I’ve long had a strangely antagonistic relationship with Connecticut. I’ve always had a suspicion that the state–which seems bizarrely undermalled–was hiding some enclosed malls from us. Too many of the ones that do exist there are too big or too new to have been the entire story, and my suspicions are correct. Over the past few years, I’ve repeatedly discovered Connecticut malls (almost a half dozen) that went unnoticed, although most of them are at this point long dead. Here’s a good example for you: a truly, 100%, no-bones-about-it “dead mall.”
The Meriden Mall eluded radar in large part because of its name; because the larger Meriden Square Mall is often referred to as the “Meriden Mall,” I assumed references to this mall were in fact referring to the other, larger mall. In fact, Meriden Mall was the city’s first mall, opening as a quarter-million-square-foot center in 1970. Anchored by WT Grant’s, Stop & Shop Supermarket, a twin cinema, and a Walgreens, the Meriden Mall was the area’s first enclosed shopping mall. That would not be the case for long, as the larger Meriden Square Mall would open barely more than a mile away in 1971. As a result, the Meriden Mall, which was perched on the edge of Meriden’s downtown area, would never truly gain its footing. Connecticut is the wealthiest state in the United States, but its urban areas are notoriously troubled, and Meriden is no exception. With the decline in the area’s silver manufacturing industry in the second half of the 20th century, Meriden’s economy suffered and the city itself has never truly recovered. The Meriden Mall today is surrounded by many empty, historic brick buildings from the downtown area on one side, and a large, sprawling post-war style public housing project on the other. It is not exactly an inspiring backdrop.
Meriden Mall attempted to compete with Meriden Square for some time as the city experienced this decline in the 1970s and 1980s, but it was simply too small and poorly located. WT Grant’s went bankrupt in 1975, and their space would be filled briefly a few years later by local discount department store Barker’s, who also would last in the space for only a few years. The Meriden Mall was renamed “Meriden Hub” to address the same awkward naming issue that caused my own confusion, but this didn’t seem to make much difference. The Stop & Shop store left the center in the early 1990s, effectively killing its viability as a retail center.

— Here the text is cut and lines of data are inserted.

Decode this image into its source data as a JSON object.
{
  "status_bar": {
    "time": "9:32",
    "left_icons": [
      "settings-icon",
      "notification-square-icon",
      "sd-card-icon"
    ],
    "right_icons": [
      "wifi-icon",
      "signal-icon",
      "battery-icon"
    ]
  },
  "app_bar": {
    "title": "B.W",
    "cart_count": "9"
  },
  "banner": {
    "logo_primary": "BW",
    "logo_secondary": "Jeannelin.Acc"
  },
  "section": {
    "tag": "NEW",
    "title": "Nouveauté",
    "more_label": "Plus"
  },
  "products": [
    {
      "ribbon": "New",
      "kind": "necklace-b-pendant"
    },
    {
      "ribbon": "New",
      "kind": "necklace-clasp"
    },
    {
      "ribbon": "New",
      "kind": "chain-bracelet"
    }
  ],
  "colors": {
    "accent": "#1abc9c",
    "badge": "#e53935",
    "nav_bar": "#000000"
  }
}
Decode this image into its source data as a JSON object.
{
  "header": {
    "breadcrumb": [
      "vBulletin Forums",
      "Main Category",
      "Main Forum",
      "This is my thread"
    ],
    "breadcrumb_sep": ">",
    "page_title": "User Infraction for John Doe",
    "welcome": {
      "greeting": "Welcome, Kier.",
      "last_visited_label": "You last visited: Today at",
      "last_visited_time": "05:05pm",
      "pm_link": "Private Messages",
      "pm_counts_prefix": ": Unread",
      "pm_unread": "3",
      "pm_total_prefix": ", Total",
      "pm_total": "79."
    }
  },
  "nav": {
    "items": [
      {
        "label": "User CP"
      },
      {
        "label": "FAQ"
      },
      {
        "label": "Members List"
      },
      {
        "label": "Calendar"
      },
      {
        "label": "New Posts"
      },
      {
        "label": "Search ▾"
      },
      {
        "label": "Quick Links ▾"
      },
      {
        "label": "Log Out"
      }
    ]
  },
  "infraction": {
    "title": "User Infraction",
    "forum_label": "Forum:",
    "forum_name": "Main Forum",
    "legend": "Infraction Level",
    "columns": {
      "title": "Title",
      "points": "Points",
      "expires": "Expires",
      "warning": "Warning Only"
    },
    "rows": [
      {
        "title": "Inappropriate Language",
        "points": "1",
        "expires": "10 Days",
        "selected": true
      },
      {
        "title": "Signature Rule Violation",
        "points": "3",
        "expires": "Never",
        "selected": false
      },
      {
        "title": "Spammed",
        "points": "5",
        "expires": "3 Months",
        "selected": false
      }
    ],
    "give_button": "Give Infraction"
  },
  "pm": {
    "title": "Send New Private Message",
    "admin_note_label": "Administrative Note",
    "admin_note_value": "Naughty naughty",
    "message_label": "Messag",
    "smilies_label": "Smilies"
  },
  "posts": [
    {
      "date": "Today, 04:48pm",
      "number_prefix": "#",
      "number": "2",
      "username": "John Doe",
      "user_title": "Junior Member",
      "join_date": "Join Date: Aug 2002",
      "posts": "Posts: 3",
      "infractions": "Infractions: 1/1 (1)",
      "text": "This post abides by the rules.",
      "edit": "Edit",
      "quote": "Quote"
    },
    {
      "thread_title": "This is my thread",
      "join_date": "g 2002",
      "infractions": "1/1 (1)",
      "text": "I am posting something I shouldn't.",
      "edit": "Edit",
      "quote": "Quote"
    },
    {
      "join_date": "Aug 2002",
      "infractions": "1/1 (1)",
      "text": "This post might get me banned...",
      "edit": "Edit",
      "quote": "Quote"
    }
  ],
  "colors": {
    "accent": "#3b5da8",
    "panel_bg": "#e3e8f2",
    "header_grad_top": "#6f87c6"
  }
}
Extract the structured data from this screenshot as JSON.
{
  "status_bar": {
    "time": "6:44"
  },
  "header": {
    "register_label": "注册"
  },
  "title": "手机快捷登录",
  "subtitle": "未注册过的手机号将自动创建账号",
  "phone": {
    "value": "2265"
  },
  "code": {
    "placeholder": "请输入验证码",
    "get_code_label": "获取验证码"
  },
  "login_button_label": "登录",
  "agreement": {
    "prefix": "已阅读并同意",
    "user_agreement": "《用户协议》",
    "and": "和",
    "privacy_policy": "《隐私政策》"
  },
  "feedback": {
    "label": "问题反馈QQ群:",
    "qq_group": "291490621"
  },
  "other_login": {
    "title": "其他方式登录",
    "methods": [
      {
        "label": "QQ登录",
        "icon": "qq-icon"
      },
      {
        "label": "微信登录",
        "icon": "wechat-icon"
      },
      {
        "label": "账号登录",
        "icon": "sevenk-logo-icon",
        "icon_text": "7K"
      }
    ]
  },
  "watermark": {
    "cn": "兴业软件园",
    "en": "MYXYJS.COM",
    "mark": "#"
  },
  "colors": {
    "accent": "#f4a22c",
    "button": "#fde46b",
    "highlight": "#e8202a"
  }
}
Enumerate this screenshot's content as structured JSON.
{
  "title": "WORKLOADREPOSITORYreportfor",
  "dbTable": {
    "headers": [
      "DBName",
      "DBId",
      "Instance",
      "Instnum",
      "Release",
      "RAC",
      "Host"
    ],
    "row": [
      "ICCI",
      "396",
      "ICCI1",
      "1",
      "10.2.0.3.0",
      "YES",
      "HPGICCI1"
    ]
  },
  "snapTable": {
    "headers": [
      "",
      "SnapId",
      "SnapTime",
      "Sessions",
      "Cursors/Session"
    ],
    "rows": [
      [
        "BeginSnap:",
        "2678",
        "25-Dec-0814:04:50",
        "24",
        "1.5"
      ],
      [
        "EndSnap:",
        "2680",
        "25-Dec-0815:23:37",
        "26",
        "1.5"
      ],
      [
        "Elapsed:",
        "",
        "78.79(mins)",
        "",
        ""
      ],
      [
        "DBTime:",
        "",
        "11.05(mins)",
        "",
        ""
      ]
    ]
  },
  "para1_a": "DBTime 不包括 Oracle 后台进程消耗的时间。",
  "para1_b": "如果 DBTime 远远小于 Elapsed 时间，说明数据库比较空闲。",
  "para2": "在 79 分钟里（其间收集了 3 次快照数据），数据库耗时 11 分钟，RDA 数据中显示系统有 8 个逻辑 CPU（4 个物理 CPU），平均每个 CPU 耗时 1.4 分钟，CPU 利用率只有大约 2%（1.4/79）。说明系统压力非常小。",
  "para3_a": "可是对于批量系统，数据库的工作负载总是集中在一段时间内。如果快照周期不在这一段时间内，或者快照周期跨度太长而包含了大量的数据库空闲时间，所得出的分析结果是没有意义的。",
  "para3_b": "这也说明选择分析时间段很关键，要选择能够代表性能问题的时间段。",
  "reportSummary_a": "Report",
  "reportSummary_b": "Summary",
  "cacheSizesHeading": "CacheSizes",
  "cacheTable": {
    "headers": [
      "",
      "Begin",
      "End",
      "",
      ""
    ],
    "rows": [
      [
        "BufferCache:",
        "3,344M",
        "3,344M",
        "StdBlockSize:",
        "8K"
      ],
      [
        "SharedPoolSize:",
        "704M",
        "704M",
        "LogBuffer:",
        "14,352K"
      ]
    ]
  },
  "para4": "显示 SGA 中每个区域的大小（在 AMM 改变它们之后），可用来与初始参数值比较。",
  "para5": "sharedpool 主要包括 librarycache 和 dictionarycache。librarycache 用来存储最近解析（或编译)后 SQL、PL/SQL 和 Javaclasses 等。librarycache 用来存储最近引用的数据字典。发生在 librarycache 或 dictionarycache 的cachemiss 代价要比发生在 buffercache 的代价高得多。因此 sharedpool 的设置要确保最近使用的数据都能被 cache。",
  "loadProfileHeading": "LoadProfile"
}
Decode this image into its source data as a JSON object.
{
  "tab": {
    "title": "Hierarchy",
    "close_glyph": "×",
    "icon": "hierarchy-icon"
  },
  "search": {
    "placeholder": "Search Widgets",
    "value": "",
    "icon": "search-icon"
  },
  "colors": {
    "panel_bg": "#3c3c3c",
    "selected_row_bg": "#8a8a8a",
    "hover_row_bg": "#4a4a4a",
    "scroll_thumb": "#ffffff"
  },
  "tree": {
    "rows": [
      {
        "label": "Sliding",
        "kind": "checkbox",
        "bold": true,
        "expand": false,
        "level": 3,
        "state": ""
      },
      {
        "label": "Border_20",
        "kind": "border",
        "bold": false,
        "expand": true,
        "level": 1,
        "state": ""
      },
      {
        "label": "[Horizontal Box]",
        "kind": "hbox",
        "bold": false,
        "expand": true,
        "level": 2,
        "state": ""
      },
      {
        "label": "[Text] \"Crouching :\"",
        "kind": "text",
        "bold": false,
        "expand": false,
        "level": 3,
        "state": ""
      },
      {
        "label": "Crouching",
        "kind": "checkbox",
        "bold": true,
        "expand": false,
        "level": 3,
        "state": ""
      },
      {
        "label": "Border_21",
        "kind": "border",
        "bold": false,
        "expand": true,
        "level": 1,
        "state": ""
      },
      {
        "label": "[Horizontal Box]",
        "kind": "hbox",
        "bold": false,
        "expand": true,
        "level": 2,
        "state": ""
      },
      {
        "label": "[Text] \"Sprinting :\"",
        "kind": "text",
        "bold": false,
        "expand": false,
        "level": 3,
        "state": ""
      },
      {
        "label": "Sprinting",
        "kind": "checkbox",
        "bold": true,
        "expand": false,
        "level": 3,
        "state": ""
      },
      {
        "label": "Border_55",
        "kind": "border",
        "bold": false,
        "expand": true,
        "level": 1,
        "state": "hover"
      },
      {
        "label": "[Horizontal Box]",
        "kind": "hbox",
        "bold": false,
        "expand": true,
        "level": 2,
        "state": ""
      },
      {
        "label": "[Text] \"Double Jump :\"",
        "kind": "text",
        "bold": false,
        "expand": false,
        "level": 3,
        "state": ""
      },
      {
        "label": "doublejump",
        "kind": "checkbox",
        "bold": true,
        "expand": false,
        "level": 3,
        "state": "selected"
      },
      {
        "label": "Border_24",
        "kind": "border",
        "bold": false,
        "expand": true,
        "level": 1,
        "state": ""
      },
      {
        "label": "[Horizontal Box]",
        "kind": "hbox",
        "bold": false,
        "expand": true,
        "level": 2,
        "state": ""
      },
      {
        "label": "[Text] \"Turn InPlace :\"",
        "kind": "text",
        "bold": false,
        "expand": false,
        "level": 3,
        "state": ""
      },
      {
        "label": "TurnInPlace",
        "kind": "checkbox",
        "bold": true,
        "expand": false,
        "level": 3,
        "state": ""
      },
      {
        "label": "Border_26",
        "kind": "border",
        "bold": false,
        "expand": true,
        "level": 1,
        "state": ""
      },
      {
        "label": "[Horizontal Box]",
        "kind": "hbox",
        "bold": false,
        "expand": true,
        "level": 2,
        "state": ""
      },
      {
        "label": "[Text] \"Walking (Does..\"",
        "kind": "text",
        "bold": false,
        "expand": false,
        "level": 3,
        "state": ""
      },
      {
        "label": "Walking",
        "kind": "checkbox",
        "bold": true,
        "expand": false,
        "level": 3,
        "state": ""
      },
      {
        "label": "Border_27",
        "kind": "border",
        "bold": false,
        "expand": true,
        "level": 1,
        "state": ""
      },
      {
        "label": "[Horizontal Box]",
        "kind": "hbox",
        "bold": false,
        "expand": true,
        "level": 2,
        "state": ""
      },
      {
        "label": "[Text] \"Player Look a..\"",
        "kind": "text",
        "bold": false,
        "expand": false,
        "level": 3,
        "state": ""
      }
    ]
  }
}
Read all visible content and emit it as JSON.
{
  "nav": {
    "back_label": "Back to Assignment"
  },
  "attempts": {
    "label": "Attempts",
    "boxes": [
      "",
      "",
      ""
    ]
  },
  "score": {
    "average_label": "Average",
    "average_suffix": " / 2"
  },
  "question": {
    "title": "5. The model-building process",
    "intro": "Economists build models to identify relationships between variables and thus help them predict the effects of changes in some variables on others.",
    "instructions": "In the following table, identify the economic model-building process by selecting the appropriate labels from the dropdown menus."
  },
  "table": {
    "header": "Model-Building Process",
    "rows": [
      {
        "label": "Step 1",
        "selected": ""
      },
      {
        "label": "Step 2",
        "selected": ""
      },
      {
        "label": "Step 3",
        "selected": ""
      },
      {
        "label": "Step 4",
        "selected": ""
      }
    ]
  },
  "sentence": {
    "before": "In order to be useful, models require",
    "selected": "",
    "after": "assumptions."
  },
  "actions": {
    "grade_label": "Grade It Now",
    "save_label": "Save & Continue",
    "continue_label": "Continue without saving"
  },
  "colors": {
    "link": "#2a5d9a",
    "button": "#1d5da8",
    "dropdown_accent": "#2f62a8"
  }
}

It did briefly serve as the home of a company called Canberra Industries–whose signage still remains, as you can see in these photos–but they’ve long since left the property due to its tendency to experience severe floods. I haven’t been able to pin down an exact date on which the mall closed, but I was able to discover that “Sal’s Barber Shop,” a tenant at the center from the time it opened, didn’t shut until June 30, 2003. The city council minutes from whence I drew this factoid state that barber Saolo F. Sforza was one of the first tenants to move into the mall in September 1970, and will be (would have been?) one of the last tenants when his barbership closes.
The city of Meriden took the blighted parcel by eminent domain in the fall of 2005. They plan to demolish the mall using funds authorized by Governor Rell and build a park and flood control area in its place. In some ways, the story mirrors that of the Bristol Centre Mall in Bristol, Connecticut, another hardscrabble Connecticut town who tried to change their fortunes by demolishing part of their downtown and building a small enclosed mall in the 1960s/70s. The city of Bristol also took the Bristol Centre Mall by eminent domain and is also in the process of shuttering and demolishing the last remains of Bristol Centre to reclaim the long-underused land for the city.
In a Labelscar first, these pictures were all taken TODAY, August 6, 2005. You can also find some more on the city of Meriden’s webpage, including some really fuzzy interior photos!